This joyful minor tune has the syncopated rhythm associated with the Jewish hora dance and derives its melodic phrases from variations of the first line. PROMISED ONE is an exciting tune intended to be sung with perpetual energy and without pauses between refrain and stanza and refrain. Sing in unison and try using a faster tempo for each succeeding stanza. Accompany with guitar, various percussion instruments, hand clapping and/or Orff instruments on the ostinati patterns or improvise similar patterns. Try adding a simple descant for the final two measures of the refrain by going up the scale as follows. B, C-sharp, D-sharp, E, E.
Arlo Duba (b. 1929) was an administrator at Princeton Seminary and is professor of worship (emeritus) and former dean at the University of Dubuque (Iowa) Theological School.
Wilard F. Jabusch (b. 1930) received degrees from St. Mary of the Lake Seminary, Mundelein, Illinois, and Loyola University, Chicago.
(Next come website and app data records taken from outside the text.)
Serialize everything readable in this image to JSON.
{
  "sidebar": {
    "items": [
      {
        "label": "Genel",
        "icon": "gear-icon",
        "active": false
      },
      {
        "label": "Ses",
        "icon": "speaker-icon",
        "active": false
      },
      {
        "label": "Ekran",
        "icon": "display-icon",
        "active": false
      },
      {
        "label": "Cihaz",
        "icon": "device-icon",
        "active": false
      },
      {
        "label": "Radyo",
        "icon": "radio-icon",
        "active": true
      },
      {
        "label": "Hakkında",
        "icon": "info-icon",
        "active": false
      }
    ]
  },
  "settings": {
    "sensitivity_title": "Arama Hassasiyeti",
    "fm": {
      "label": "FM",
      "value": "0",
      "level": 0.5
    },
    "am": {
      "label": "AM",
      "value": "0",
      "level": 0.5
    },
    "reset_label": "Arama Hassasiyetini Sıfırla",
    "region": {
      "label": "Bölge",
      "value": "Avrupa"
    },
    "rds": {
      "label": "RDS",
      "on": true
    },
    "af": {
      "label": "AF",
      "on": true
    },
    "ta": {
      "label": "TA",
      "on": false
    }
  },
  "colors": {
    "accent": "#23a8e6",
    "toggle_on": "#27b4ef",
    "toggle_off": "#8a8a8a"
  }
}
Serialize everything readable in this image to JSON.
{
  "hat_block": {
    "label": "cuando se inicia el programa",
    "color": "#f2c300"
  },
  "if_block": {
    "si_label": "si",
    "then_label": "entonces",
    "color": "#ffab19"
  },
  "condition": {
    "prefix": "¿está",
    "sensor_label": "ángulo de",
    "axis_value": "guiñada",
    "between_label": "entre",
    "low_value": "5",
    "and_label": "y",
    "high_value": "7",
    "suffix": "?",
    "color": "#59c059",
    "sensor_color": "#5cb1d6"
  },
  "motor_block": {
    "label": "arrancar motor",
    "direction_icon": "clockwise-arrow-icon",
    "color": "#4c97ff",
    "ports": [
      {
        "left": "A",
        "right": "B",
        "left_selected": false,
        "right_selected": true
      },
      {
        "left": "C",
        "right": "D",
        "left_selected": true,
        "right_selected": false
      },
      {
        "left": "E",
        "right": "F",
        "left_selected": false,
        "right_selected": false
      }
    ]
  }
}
He also earned a doctorate at Northwestern University, Evanston, Illinois (1986), and studied music at the Chicago Conservatory and the University of London. A parish priest at St. James Roman Catholic Church in Chicago from 1956 to 1961, he taught at Niles College of Loyola University from 1963 to 1966 and at the Mundelein Seminary from 1968 to 1990. Since 1990 Jabusch has been director of Calvert House, the Roman Catholic student center at the University of Chicago. His theological publications include The Person in the Pulpit (1980), Walk Where Jesus Walked (1986), and The Spoken Christ (1990). He has written some forty tunes and one hundred hymn texts, often pairing them with eastern European and Israeli folk tunes.
John Allen Ferguson (b. Cleveland, Ohio, January 27, 1941) is an American organist, teacher, and composer. Ferguson is probably best known for his many choral compositions. He has also published alternate accompaniments and festival arrangements for organ, brass, and percussion of hymns and Lutheran liturgy, and has appeared on several recordings. He has more than 100 titles to his credit.
Ferguson earned a B.M. from Oberlin Conservatory of Music, an M.M. from Kent State University, and a D.M.A. from the Eastman School of Music, where he studied with Russell Saunders. Ferguson is a well-respected organ teacher and leader of congregational singing via the organ. He has been invited as a visiting professor by the faculties of the University of Notre Dame and the Yale Institute of Sacred Music. His work has received national acclaim.
Ferguson's name is often associated with hymnody and the words "hymn festival." He frequently is invited to design and lead such events, both in local congregations and at gatherings of organists, choral conductors, and church musicians. His festivals are ecumenical experiences drawing upon the treasures of Christian song from many centuries, traditions, and styles.
Long associated with the Holtkamp Organ Company, Ferguson's doctoral dissertation was on the work of Walter Holtkamp Sr. "Walter Holtkamp: American Organ Builder" was published in 1979 by Kent State University Press. He also served as music editor of the United Church of Christ Hymnal, published in 1974.
He worked as both professor of music at Kent State University and organist-choirmaster at Kent United Church of Christ until 1978. He later worked as the director of music at Central Lutheran Church in Minneapolis, Minnesota. In 1983 he became the Elliot & Klara Stockdahl Johnson professor of organ and church music at St. Olaf College, Northfield, Minnesota, and later became the conductor of the St. Olaf Cantorei. He retired from St. Olaf in 2012. He is married to wife Ruth and has a son, Christopher.